According to newspaper reports, the legislative analysts assumed that one-time or temporary laws enacted in the last two years will be re-enacted by the 2011 Legislature. The governor’s staff didn’t make those presumptions. The difference was about $90 million.
A large part of the $90 million was a reduction in the amount of government contribution to retirement benefits for state and local government employees.
The employees picked up the difference but were told it would only be for two years. The two years are up. The last time, unions demonstrated and sued — unsuccessfully.
Another change between the deficit projections was a further growth in spending for Medicaid as more unemployed applied for coverage.
Another factor is the rising costs of insurance, utilities and other budget items. The legislative figure presumes agencies will absorb those costs in budgets that already have been cut significantly.
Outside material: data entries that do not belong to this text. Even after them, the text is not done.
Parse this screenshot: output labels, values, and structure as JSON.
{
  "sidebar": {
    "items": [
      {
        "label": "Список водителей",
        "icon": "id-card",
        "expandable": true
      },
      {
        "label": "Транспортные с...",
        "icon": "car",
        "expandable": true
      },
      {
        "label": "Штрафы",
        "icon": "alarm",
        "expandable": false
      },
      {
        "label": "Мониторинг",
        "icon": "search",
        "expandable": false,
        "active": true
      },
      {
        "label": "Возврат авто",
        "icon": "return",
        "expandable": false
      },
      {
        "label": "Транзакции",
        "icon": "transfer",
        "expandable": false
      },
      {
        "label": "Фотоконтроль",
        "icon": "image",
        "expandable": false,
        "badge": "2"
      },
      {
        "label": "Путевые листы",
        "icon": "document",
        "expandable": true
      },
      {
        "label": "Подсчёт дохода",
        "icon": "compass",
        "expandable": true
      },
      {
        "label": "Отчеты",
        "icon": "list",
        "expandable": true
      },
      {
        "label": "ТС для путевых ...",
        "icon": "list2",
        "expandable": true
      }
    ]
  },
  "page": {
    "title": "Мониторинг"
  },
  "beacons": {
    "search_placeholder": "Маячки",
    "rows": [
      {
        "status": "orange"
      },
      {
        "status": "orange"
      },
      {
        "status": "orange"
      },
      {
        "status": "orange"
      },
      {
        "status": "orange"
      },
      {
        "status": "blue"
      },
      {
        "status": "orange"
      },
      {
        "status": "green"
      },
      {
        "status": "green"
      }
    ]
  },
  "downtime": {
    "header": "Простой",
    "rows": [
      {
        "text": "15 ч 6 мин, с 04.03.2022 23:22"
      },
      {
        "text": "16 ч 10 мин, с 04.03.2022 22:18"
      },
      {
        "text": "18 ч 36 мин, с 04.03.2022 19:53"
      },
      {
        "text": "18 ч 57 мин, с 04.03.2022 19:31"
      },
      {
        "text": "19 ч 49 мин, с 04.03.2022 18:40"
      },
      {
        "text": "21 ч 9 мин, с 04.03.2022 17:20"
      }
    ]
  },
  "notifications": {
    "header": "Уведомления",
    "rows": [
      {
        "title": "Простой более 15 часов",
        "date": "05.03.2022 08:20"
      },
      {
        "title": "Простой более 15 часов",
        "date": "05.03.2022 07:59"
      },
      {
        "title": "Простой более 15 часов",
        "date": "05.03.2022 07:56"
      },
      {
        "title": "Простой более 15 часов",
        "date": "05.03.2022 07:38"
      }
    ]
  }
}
New Mexico is one of a few states in which the legislature also prepares budget estimates. It has been regarded as a strength. But in today’s polarized politics, it is causing further distrust in government.
Our new governor couldn’t be stepping into her office at a much tougher time. She is inheriting a budget mess and has only two months to develop a plan for next year.
She evidently didn’t have anyone studying budget figures during her campaign. She made only vague references to the budget and alleged the governor was hiding it from her.
Actually the budget was passed last February by the Legislature and signed with partial vetoes by Gov. Richardson early last March. It is a public document available on the Internet.
It is time for the governor’s office to give Martinez’s new finance secretary Richard May the thorough budget briefing it says it has offered.
The Legislative Finance Committee will be making its final budget recommendations in early December and the governor must submit a budget document to the Legislature by opening day, Jan. 18.
Much of the budget deficit is due to the loss of any further federal stimulus money, much of which has gone to public schools and Medicaid.
Governors also get a big chunk of stimulus to use at their discretion to provide for special needs. That money runs out on June 30.
To be fair about it, an outgoing governor would spend half of it and leave the other half to be distributed by the new governor in the second half of the fiscal year. Gov. Richardson has been on a spending spree of late.
Jay Miller insidethe